Music in response to great tragedy over the centuries has covered the spectrum of war songs, to orchestral works inspired by current events, to popular music. Perhaps as a sign of the time, musical works addressing man-made tragedies have become more common in the past two decades, such as John Adam’s On the Transmigration of Souls, commissioned shortly after 9/11. In 2014, composer and Princeton Singers Artistic Director Steven Sametz found himself compelled to compose a work in memory of those killed in the 2012 Sandy Hooks Elementary School shootings in Connecticut, believing that “as artists, we are hopeful that what we create may offer healing to those who mourn.” Perhaps also as a sign of the times, Sametz’s A Child’s Requiem is a multi-media work, incorporating artwork from elementary school-age children into a supertitled performance featuring two choirs, soloists, and orchestra. For Saturday night’s concert at Princeton Meadows Church and Event Center, The Princeton Singers were joined by the Ensemble and Cantores choirs of the Princeton Girlchoir, as well as three vocal soloists and a highly-polished orchestra.

The tributes to the victims of Sandy Hook began Saturday night in the entryway to Princeton Meadow Church with portraits of the children. In this work, Sametz also paid tribute to several musical traditions of the past, beginning with a musical anagram of letters from the words “Sandy Hook.” The four pitches derived formed a musical cell which Sametz wove into an orchestral “Prologue” marked by a poignant cello solo and visually accompanied by a child’s drawing of a broken heart.  more

Theater Cabaret

A longtime fixture of the New York cabaret scene, two-time Tony Award winner Christine Ebersole will perform her new show, Big Noise from Winnetka, at McCarter Theatre on December 12 at 8 p.m. Ebersole created the production with her longtime music director Bette Sussman. Song selections in Big Noise from Winnetka include “Alfie,” “Woodstock,” “Landslide,” and “Ain’t No Mountain High Enough.” To purchase tickets, visit or call (609) 258-2787. 

November 24, 2015

See below for the November 23, 2015 Princeton Council Meeting.

Town Topics Newspaper will be posting videos of all future municipal meetings.

November 20, 2015


Following an investigation by the Princeton University Department of Public Safety, it was determined that a non-specific bomb and gun threat delivered via email on Thursday night, was not credible.

Campus patrols were increased and security was tightened around the campus after the email was received around 9 p.m. The email arrived just as a 32-hour sit-in at President Christopher L. Eisbgruber’s office in Nassau Hall was ending. The protesters and the University had reached an agreement addressing demands of the Black Justice League. more
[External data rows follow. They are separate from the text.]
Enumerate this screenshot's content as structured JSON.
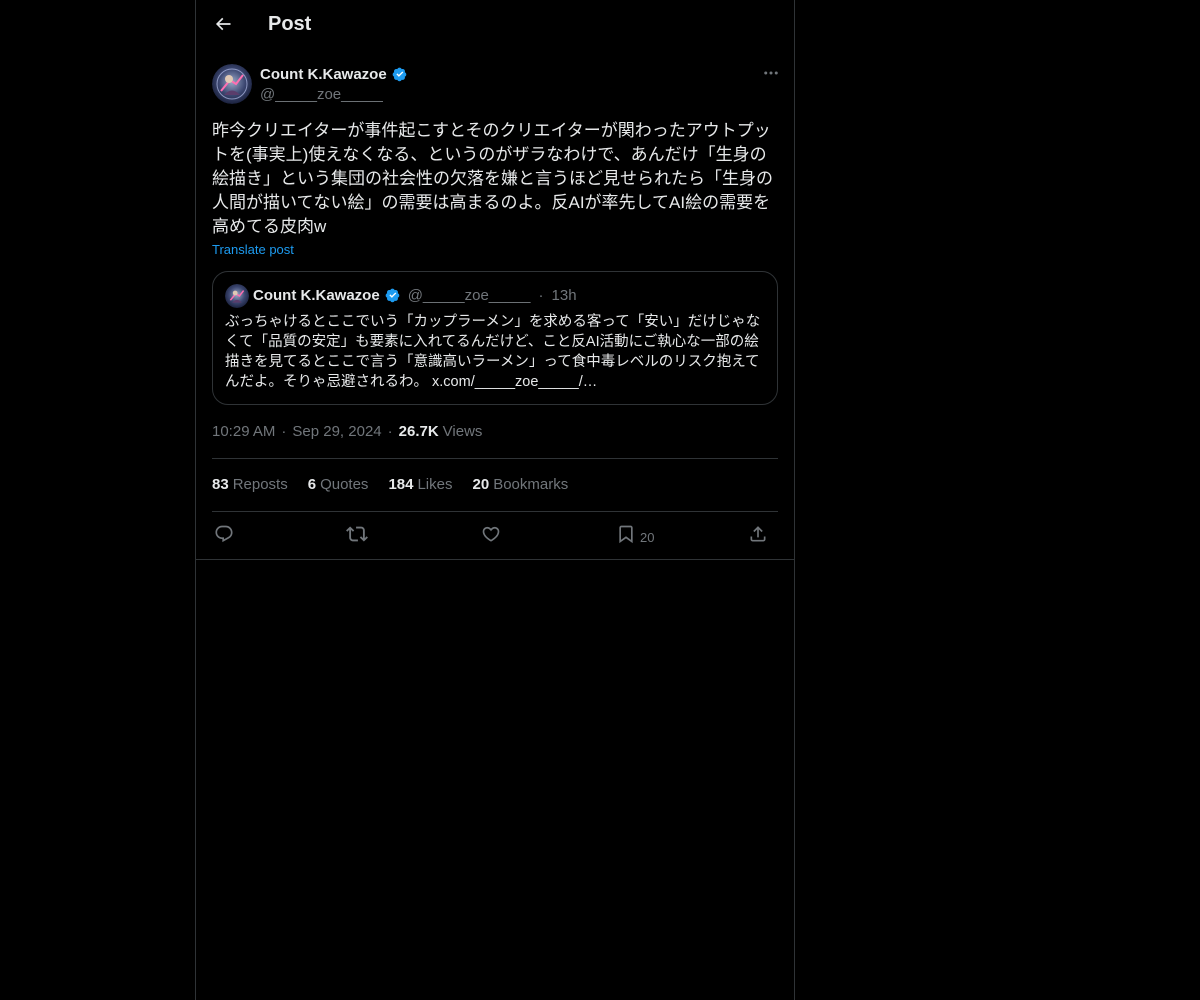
{
  "header": {
    "title": "Post"
  },
  "post": {
    "author_name": "Count K.Kawazoe",
    "author_handle": "@_____zoe_____",
    "text": "昨今クリエイターが事件起こすとそのクリエイターが関わったアウトプットを(事実上)使えなくなる、というのがザラなわけで、あんだけ「生身の絵描き」という集団の社会性の欠落を嫌と言うほど見せられたら「生身の人間が描いてない絵」の需要は高まるのよ。反AIが率先してAI絵の需要を高めてる皮肉w",
    "translate_label": "Translate post",
    "time": "10:29 AM",
    "date": "Sep 29, 2024",
    "views_count": "26.7K",
    "views_label": "Views"
  },
  "quote": {
    "author_name": "Count K.Kawazoe",
    "author_handle": "@_____zoe_____",
    "dot": "·",
    "time": "13h",
    "text": "ぶっちゃけるとここでいう「カップラーメン」を求める客って「安い」だけじゃなくて「品質の安定」も要素に入れてるんだけど、こと反AI活動にご執心な一部の絵描きを見てるとここで言う「意識高いラーメン」って食中毒レベルのリスク抱えてんだよ。そりゃ忌避されるわ。 x.com/_____zoe_____/…"
  },
  "meta_sep": "·",
  "stats": {
    "reposts": {
      "count": "83",
      "label": "Reposts"
    },
    "quotes": {
      "count": "6",
      "label": "Quotes"
    },
    "likes": {
      "count": "184",
      "label": "Likes"
    },
    "bookmarks": {
      "count": "20",
      "label": "Bookmarks"
    }
  },
  "actions": {
    "bookmark_count": "20"
  },
  "icons": {
    "back": "arrow-left-icon",
    "more": "more-horizontal-icon",
    "verified": "verified-badge-icon",
    "reply": "reply-icon",
    "repost": "repost-icon",
    "like": "heart-icon",
    "bookmark": "bookmark-icon",
    "share": "share-icon"
  },
  "colors": {
    "background": "#000000",
    "text": "#e7e9ea",
    "secondary": "#71767b",
    "accent": "#1d9bf0",
    "border": "#2f3336"
  }
}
November 18, 2015


This was the scene with the PU band playing and the tailgaters feasting behind the Cap and Gown eating club before the Yale-Princeton game Saturday. There’s a cross-section of tailgate gastronomy in this week’s Town Talk. The only inedible thing on the menu for the Tigers was the outcome of the game. (Photo by Emily Reeves) 

Since announcing last Thursday that she will run for a second term in the general election next year, Princeton Mayor Liz Lempert has begun putting her new campaign into place. On her team are Leticia Fraga, chair; Dan Preston, vice-chair; Helen Heintz, treasurer; and former Princeton Borough Mayor Mildred Trotman, honorary co-chair.

“It’s an intense job, but like a lot of things that are intense, it’s highly rewarding,” Ms. Lempert, a Democrat, said Monday of her decision to run again. “There aren’t that many jobs where you can have an impact on people’s lives and make things better and actually see that impact. I’m proud of what we’ve been able to accomplish together with Council, staff, volunteers, and boards and commissions. But there is so much to do and still a lot of activity on the plate that I’d like to have the opportunity to work on.” more